The use of native plants and the ‘Bush Garden’ style truly flourished in Australia in the 1950s and 60s. While Robin Boyd was writing about the compatibility of native plants and modern houses, landscape designers Edna Walling, Gordon Ford and Ellis Stones led the way with gardens of predominantly Australian plants and rustic bush elements.
In his book The Natural Australian Garden, Gordon Ford speaks of a ‘new nationalism’, the breaking of cultural dependence on Britain and Europe and a search for sense of place. Australian gardeners, homeowners and designers were becoming increasingly interested in the traditional bush environment and the use of indigenous plants. Dry gardens with mulch floors replaced English style lawns as an awareness of water conservation and adapting gardens to the Australian climate was increasing (Ford 1999, p38).

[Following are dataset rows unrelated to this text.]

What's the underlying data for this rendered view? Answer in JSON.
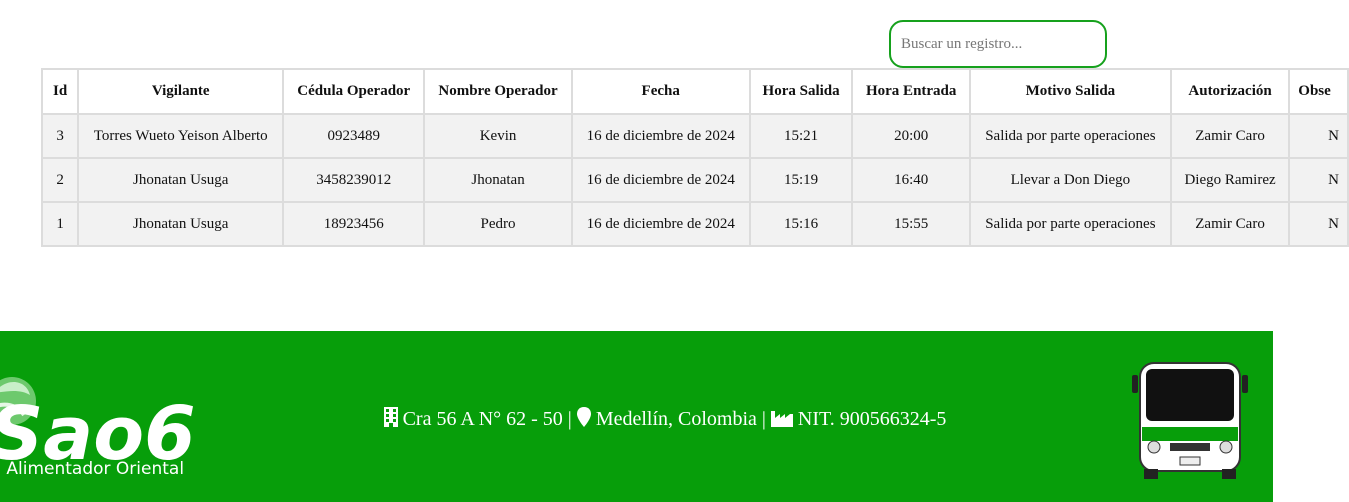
{
  "search": {
    "placeholder": "Buscar un registro..."
  },
  "table": {
    "headers": [
      "Id",
      "Vigilante",
      "Cédula Operador",
      "Nombre Operador",
      "Fecha",
      "Hora Salida",
      "Hora Entrada",
      "Motivo Salida",
      "Autorización",
      "Obse"
    ],
    "rows": [
      [
        "3",
        "Torres Wueto Yeison Alberto",
        "0923489",
        "Kevin",
        "16 de diciembre de 2024",
        "15:21",
        "20:00",
        "Salida por parte operaciones",
        "Zamir Caro",
        "N"
      ],
      [
        "2",
        "Jhonatan Usuga",
        "3458239012",
        "Jhonatan",
        "16 de diciembre de 2024",
        "15:19",
        "16:40",
        "Llevar a Don Diego",
        "Diego Ramirez",
        "N"
      ],
      [
        "1",
        "Jhonatan Usuga",
        "18923456",
        "Pedro",
        "16 de diciembre de 2024",
        "15:16",
        "15:55",
        "Salida por parte operaciones",
        "Zamir Caro",
        "N"
      ]
    ]
  },
  "footer": {
    "logo_text": "Sao6",
    "brand_text": "ma Alimentador Oriental",
    "address": "Cra 56 A N° 62 - 50",
    "separator": "|",
    "city": "Medellín, Colombia",
    "nit": "NIT. 900566324-5",
    "background_color": "#079e0a",
    "icons": [
      "building-icon",
      "location-pin-icon",
      "industry-icon",
      "bus-image"
    ]
  }
}
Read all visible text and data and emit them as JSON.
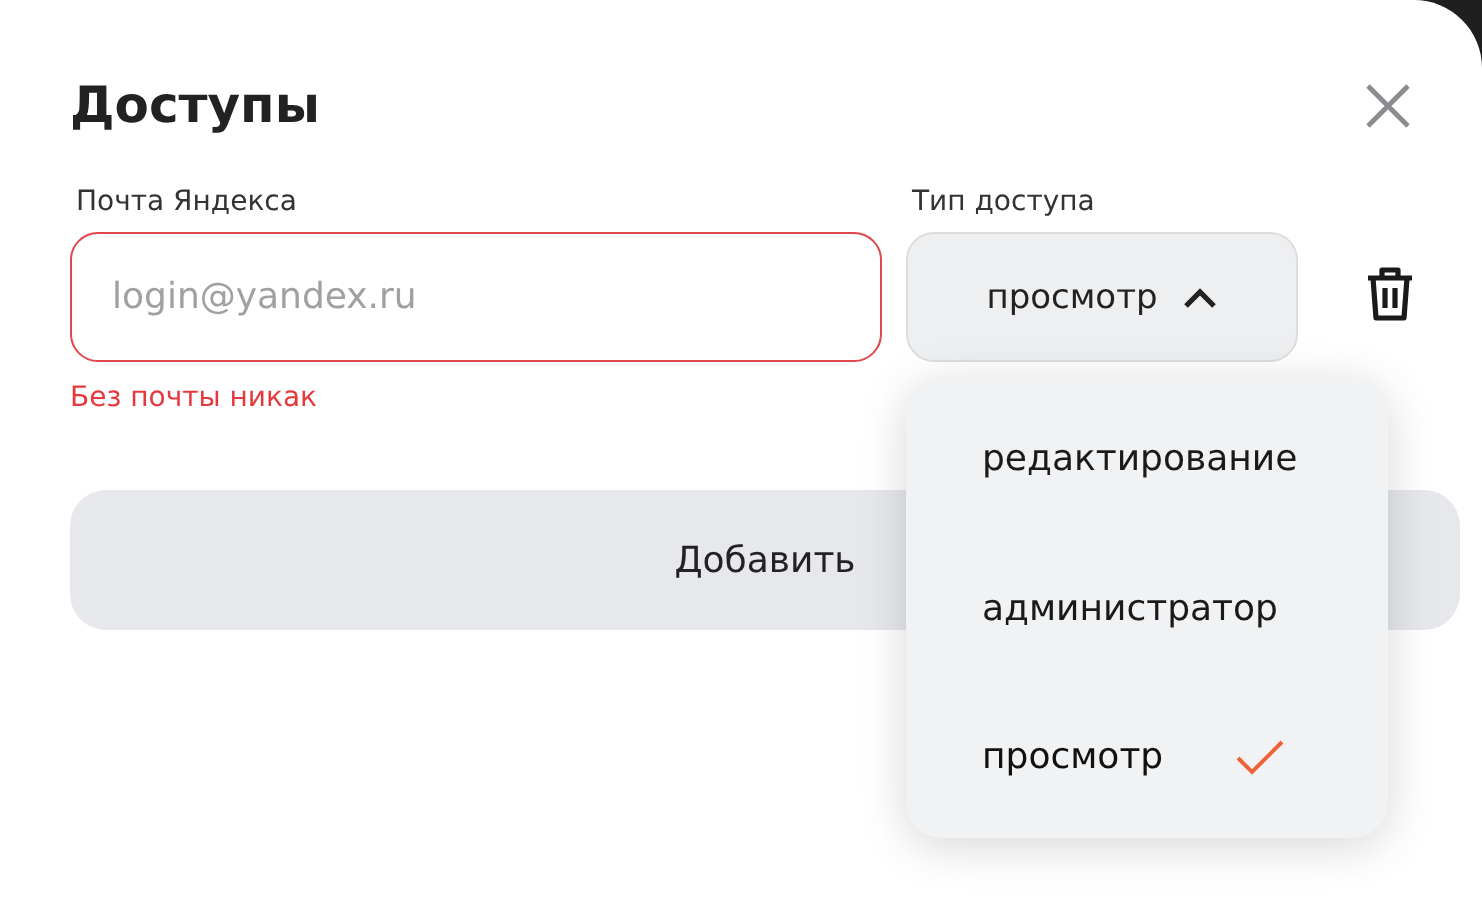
{
  "dialog": {
    "title": "Доступы"
  },
  "email": {
    "label": "Почта Яндекса",
    "placeholder": "login@yandex.ru",
    "error": "Без почты никак"
  },
  "access": {
    "label": "Тип доступа",
    "value": "просмотр",
    "expanded": true
  },
  "options": [
    {
      "label": "редактирование",
      "selected": false
    },
    {
      "label": "администратор",
      "selected": false
    },
    {
      "label": "просмотр",
      "selected": true
    }
  ],
  "add_button": {
    "label": "Добавить"
  }
}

Nation-wide promotion of the use of Australian plants was achieved with the creation of the Society for Growing Australian Plants in 1957 and the publication of their journal Australian Plants (which continues today). The journal contained high-quality coloured illustrations which ensured that readers could fully understand the benefits of Australian native plants in the garden (Aitken 2010, p202).
A key element of the bush garden style was utilising existing trees. In this respect the architects of mid-century modern homes played a key role, by designing around the existing environment rather than ignoring it. By retaining significant trees, the house and garden can be set beneath this existing canopy and is already a part of the natural environment.
Australian native plants are varied in their shapes, sizes, colours and textures. They can be used to provide the perfect setting for any thoughtfully designed building and create a private and pleasing environment within our dense urban areas. Being suited to local soil and climate conditions they are sympathetic to natural ecologies and well-suited to water sensitive design.
‘Such a garden encourages an awareness in a micro way, of the macro environment in which we live. The Australian bush engages all the senses. The olfactory pulse of the age-old continent, birds and birdsong can be replicated in the man-made bush garden.’
Gordon Ford (1999, p38)
The following are just a few of the many species available and their benefits within today’s bush gardens.
The gum tree that is the bane of my grandfather “Why would anyone plant a gum tree in their backyard?” is now available in many varieties and cultivars that are suited to any size garden. Eucalyptus and Allocasuarina (She-oaks) provide height, shade, vertical features and their flowers attract native birds.
Well known species such as Melaleuca (Paperbark), Banksia, Acacia (Wattle)and Leptospermum (Tea-tree) can be used to screen boundary fences or divide sections of a garden and provide interest with their varied bark textures, foliage and stunning floral displays.
The many species of Grevillea provide an amazing array of colour and interest in both flowers and foliage and are the perfect feature for any courtyard, mound or garden corner.
Smaller varieties of Banksia are also available and inject colour into a garden with their large flowers and varied foliage.
Smaller shrubs and ground covers
Callistemon (Bottlebrush), Correa (Native Fuchsia) and Westringia (Native Rosemary) are amoung a number of smaller shrubs that again provide an abundance of flowering colour and a variety of form. Westringia and Correa can be planted as a screening or dividing hedge and replicate the roles that were previously taken by Box Hedge or Lavender.
Brachyscome (Native Daisy) is a perfect groundcover for mounds or around rockeries and Viola (Native Violet) is a hardy species that can even be used as a native lawn.
Grasses and Tufting Shrubs
The striking colour and form of the Kangaroo Paw (Anigozanthos) is a very recognisable Australian native and provides an accent of colour to any garden bed.
Other tufting shrubs and grasses include Lomandra, Dianella and Poa and all can be used in dense planting or as singular elements to soften built features.
One of the true images of Australia in the 1950s, the Xanthorrhoea (Grass-tree) is immediately the feature of a garden.
Aitken, Richard, 2010, The Garden of Ideas – Four Centuries of Australian Style, Melbourne
Ford, Gordon, 1999, Gordon Ford – The Natural Australian Garden, Hawthorn [Victoria]